• _Task material_
—————
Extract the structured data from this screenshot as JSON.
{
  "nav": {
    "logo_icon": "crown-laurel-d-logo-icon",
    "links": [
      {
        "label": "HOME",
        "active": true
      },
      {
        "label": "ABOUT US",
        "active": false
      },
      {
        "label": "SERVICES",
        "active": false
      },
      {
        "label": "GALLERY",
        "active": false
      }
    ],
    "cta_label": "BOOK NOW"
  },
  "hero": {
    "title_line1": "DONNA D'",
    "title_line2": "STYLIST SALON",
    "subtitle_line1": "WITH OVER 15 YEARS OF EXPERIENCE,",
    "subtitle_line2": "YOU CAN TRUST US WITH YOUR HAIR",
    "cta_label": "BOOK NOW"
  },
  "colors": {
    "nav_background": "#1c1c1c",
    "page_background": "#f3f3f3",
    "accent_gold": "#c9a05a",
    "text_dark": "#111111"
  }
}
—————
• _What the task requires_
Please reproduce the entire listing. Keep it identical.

• _Solution to this problem_
Extract the structured data from this screenshot as JSON.
{
  "nav": {
    "logo_icon": "crown-laurel-d-logo-icon",
    "links": [
      {
        "label": "HOME",
        "active": true
      },
      {
        "label": "ABOUT US",
        "active": false
      },
      {
        "label": "SERVICES",
        "active": false
      },
      {
        "label": "GALLERY",
        "active": false
      }
    ],
    "cta_label": "BOOK NOW"
  },
  "hero": {
    "title_line1": "DONNA D'",
    "title_line2": "STYLIST SALON",
    "subtitle_line1": "WITH OVER 15 YEARS OF EXPERIENCE,",
    "subtitle_line2": "YOU CAN TRUST US WITH YOUR HAIR",
    "cta_label": "BOOK NOW"
  },
  "colors": {
    "nav_background": "#1c1c1c",
    "page_background": "#f3f3f3",
    "accent_gold": "#c9a05a",
    "text_dark": "#111111"
  }
}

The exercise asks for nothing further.